Anti-Americanism May Cost Martin Election
David Sax argues that Canadian Prime Minister Paul Martin has overestimated the appeal of anti-Americanism–and it may cost him re-election.
Heading into an election campaign at the start of December, Martin’s Liberals were in deep trouble. Over the last two years, Canadians had been treated to extensive press coverage of the Liberal “sponsorship scandal,” which involved a government p.r. program in Quebec that, over the past decade, had evolved into a multimillion-dollar slush fund for the Liberal Party and its friends. Although Martin and his inner circle were cleared of any wrongdoing (most of the kickbacks were paid during the previous government), the Liberals were nonetheless tarred as the politicians who helped themselves.
To distract from the scandal, Martin chose to make anti-Americanism a hallmark of his campaign. Anti-American sentiment is common these days in Canada, which has broken with the United States over a variety of key policies, from the Kyoto Protocol to the creation of the International Criminal Court to the war in Iraq. Disputes over trade– including the softwood fight and border security–have further alienated Canadians from their southern neighbor. Martin openly chastised the Bush administration’s environmental commitment at a U.N.-sponsored climate-change conference in Montreal on December 7. The next day, Martin’s lead in the polls over his Conservative Party rival, Stephen Harper, widened to 15 points, the largest of the campaign. […]
Yet what seemed at the time to be a tailor-made scenario for a Liberal victory quickly fell flat. Since the new year, the Liberals have seen their support eaten up by the Conservatives. Fresh allegations of corruption and a new investigation into possible stock-market manipulation turned the focus back onto Liberal credibility. The cross-border rhetoric has been all but forgotten.

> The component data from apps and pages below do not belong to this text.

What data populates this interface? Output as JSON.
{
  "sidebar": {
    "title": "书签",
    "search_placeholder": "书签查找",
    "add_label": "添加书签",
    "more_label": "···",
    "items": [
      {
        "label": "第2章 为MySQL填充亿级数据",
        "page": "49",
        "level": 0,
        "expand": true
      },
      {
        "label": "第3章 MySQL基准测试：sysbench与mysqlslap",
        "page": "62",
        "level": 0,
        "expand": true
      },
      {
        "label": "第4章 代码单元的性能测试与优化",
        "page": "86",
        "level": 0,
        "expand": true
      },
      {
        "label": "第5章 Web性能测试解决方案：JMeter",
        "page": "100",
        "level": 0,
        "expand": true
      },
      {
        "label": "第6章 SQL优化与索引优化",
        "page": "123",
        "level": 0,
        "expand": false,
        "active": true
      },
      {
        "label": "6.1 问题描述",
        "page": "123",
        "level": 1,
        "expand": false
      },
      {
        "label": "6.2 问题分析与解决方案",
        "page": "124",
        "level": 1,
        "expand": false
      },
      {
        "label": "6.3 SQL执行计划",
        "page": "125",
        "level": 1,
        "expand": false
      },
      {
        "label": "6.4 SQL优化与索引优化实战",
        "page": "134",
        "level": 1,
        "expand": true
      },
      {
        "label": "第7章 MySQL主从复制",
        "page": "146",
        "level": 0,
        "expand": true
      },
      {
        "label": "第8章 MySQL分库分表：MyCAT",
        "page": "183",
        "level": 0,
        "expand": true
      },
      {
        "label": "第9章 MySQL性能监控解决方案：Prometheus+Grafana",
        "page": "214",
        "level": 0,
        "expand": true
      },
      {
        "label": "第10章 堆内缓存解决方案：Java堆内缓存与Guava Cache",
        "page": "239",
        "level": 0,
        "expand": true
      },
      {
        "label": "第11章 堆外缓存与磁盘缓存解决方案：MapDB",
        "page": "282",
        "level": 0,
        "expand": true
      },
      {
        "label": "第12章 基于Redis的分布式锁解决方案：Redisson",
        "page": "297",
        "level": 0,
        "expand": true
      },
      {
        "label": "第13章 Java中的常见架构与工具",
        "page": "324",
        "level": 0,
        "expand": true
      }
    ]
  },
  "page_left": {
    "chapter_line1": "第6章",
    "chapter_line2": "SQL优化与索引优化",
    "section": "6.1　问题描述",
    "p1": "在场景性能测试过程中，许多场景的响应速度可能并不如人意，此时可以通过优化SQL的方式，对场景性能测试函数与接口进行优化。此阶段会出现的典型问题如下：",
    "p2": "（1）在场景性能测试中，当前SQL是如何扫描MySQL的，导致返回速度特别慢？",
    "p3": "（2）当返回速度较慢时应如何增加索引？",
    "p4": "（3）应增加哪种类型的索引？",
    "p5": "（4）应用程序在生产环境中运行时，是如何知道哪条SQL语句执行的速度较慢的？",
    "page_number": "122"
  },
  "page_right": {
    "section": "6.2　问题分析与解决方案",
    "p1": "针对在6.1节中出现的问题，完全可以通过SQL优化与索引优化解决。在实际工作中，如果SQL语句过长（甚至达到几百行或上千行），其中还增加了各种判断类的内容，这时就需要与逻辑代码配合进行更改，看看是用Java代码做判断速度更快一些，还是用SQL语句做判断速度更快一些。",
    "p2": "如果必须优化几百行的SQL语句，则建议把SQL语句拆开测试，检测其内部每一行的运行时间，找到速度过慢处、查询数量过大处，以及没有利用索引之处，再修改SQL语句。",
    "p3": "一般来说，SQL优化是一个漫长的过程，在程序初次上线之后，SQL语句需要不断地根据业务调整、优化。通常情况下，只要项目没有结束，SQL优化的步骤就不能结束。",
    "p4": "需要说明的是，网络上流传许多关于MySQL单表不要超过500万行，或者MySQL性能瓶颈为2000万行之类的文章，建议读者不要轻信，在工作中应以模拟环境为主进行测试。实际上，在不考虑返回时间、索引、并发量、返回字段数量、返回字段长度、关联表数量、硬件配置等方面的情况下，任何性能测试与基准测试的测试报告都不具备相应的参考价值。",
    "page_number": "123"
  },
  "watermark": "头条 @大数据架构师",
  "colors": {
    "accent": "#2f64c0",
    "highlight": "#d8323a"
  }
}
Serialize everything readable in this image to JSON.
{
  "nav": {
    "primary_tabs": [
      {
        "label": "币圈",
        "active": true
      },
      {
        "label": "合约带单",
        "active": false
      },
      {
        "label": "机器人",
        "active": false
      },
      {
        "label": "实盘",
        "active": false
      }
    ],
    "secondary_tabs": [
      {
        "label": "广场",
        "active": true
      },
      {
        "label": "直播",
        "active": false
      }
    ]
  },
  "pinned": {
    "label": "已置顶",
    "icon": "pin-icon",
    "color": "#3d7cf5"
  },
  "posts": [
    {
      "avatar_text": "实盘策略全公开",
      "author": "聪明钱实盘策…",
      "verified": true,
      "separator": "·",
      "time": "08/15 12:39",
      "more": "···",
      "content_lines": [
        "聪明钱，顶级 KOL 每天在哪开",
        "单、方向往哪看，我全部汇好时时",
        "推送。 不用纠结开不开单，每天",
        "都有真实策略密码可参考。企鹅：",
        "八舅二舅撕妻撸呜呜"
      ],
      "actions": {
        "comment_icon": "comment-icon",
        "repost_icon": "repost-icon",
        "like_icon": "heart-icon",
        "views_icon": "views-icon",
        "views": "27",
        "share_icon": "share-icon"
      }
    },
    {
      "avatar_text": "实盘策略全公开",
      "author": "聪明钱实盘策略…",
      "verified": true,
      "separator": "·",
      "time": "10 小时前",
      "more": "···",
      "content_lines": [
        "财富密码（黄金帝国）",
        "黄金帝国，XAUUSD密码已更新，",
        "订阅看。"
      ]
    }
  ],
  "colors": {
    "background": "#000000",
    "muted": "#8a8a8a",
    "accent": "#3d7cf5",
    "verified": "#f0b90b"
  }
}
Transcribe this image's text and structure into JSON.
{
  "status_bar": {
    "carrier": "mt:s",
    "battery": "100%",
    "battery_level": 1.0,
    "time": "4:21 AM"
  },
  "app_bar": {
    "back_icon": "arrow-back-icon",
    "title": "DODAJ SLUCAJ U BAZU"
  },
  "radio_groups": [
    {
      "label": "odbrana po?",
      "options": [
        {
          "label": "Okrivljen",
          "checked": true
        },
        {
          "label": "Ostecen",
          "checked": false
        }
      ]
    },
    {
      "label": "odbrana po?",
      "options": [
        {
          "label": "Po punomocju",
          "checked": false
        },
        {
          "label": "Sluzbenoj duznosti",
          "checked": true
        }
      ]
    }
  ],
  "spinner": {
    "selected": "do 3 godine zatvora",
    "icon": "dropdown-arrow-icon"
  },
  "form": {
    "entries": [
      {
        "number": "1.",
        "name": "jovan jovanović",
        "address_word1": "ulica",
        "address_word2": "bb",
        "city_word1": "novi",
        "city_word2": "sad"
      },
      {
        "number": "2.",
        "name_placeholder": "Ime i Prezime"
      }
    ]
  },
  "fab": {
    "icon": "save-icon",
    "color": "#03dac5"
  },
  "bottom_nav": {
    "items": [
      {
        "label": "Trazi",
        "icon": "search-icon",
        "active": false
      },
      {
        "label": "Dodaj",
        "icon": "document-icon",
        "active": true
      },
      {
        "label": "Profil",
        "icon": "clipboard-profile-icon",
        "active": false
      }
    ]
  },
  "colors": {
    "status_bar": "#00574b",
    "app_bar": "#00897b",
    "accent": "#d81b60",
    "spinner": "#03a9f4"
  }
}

As The New Republic goes to press, polls show the Conservatives headed for a near-certain victory in Monday’s vote, roughly ten points ahead of the Liberals. And that means Harper, the most pro-American leader in decades, is on track to become prime minister. Martin’s failure points to the limits of anti-Americanism in Canadian politics. Differences aside, most Canadians want good relations with their neighbors. And, as prime minister, Harper will likely put an end to the darkest period in Canada-U.S. relations in recent history–to the benefit of both countries.
[W]hat the Liberals failed to realize is that, while anti-Americanism in Canada may be broad, it isn’t deep. A majority of Canadians want closer relations on issues like security, antiterrorism, and energy policy, according to a 2005 survey conducted by SES in conjunction with the University at Buffalo. However much they may dislike Bush personally, most voters realize that Canada’s relationship with the United States is vital. The Canadian economy relies on trade with the United States, which consumes 85 percent of Canadian exports and generates the bulk of Canada’s GDP. With China on track to replace Canada as America’s largest source of imports, and with developing-world agricultural producers like Brazil cutting into Canadian food sales, Canada’s economic future appears increasingly uncertain–and continued trade with the United States ever more important.
And, yet, the Liberals’ anti-American rhetoric has done serious damage to U.S.-Canadian relations. Each time a Liberal politician made a snide remark, calling Bush a “moron” or the Americans “bastards,” Washington noticed. When the Liberals backed out of Iraq and continental missile defense, the White House was openly disappointed. In return, the United States has simply closed its ears to Canadian concerns, canceling and scaling back presidential and cabinet-level visits.
For a variety of reasons, I will be quite pleased if Martin loses and the Conservatives take over. My strong sense is that, as with U.S.-German relations–and unlike U.S-French relations–the commonalities far outweigh the differences.
Canada is, in many ways, more “liberal” than the United States, especially on social-religious issues and guns. Our neighbors to the north, too, prefer a more diplomatic foreign policy. Still, we share a common ancestry and much of the same history. We’ve fought side-by-side from World War II to Vietnam to the Gulf War. Once the rhetoric dies down, so will the enmity.